As your little one grows, you will be able to transition them to their own room and a crib or mini crib (around three to six months old). When they are sleeping or actively using the crib you want to make sure that you have all the same strategies as you did when they were infants.

They need to stay on a firmer mattress for nine months. You need to be able to lower the crib as your child grows so there is no chance of them climbing out, but keep it at a comfortable level for you to pick up your baby. No additional pillows, blankets, or stuffed animals should be introduced into the crib until your child is 15 months old.

Antoinette Belson

Antoinette Belson

Antoinette Belson, Founder and Lead Designer of Happy Your Space.

Scott McKinney

Scott McKinney

Scott McKinney, Head of Marketing at Debt Bombshell.

Be Deliberate with Colors and Light

Use Calming Colors – Selecting neutral, cool colors for your nursery’s palette is the best option when it comes to creating the perfect sleep environment. Many parents opt to decorate nurseries with bright, extravagant colors and details which can prove to be overstimulating for sleep. Consider choosing soft earth tones and blushes instead for that nice, soothing mood.

Limit Light Sources – Babies not only require lots of sleep during the night but also during the day too! This means limiting the light sources in your nursery, such as investing in blackout curtains if it’s situated in a place that receives a lot of direct sunlight. Adding soft glow night lights is also a good idea, as it helps you navigate the room without causing any disturbances to the baby.
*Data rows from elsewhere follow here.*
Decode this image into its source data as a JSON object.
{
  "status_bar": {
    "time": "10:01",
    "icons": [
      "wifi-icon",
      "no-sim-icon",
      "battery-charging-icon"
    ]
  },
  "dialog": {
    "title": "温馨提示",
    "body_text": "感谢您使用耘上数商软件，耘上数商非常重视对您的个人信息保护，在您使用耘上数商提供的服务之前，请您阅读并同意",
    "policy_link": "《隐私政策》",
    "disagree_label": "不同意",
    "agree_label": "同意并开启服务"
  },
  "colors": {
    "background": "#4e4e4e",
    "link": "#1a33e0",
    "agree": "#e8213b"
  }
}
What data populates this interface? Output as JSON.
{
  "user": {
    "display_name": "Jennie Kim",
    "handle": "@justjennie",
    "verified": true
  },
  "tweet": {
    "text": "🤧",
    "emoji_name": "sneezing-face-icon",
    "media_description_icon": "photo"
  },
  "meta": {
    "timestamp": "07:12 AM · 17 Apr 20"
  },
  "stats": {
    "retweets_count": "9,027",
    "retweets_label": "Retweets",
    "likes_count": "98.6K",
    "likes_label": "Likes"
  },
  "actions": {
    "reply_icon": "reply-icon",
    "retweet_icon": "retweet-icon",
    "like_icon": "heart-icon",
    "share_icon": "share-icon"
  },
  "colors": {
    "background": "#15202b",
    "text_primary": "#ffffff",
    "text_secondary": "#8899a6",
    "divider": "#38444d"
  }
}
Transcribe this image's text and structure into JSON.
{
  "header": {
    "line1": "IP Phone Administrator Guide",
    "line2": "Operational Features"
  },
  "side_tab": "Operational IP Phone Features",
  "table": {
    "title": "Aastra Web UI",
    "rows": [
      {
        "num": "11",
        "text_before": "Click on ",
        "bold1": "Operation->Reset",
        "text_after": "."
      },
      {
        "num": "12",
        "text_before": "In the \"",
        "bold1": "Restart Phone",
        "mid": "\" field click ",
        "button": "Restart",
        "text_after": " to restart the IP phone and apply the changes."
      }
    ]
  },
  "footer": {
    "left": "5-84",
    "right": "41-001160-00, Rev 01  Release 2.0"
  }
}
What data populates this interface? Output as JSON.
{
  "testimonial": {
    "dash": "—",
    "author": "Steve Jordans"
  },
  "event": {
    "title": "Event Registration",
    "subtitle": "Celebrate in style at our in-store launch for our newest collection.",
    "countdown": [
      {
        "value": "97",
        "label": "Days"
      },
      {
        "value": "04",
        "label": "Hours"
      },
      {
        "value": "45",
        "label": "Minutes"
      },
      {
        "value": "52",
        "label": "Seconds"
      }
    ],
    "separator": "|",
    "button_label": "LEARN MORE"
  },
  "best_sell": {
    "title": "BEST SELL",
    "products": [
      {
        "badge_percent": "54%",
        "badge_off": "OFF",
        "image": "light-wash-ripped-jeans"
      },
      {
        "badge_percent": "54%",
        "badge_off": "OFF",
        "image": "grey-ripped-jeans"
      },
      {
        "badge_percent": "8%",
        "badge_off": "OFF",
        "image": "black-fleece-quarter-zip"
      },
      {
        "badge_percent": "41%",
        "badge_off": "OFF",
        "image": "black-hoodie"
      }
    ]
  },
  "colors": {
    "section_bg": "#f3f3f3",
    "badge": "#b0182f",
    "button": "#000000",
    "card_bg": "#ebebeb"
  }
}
If you would like one-on-one help for cultivating healthy sleeping habits in your infant or toddler, contact us at Tiny Transitions. We’ve helped thousands of families create sustainable sleep solutions and can do the same for you.

This is a crowdsourced article. Contributors are not necessarily affiliated with this website and their statements do not necessarily reflect the opinion of this website, other people, businesses, or other contributors.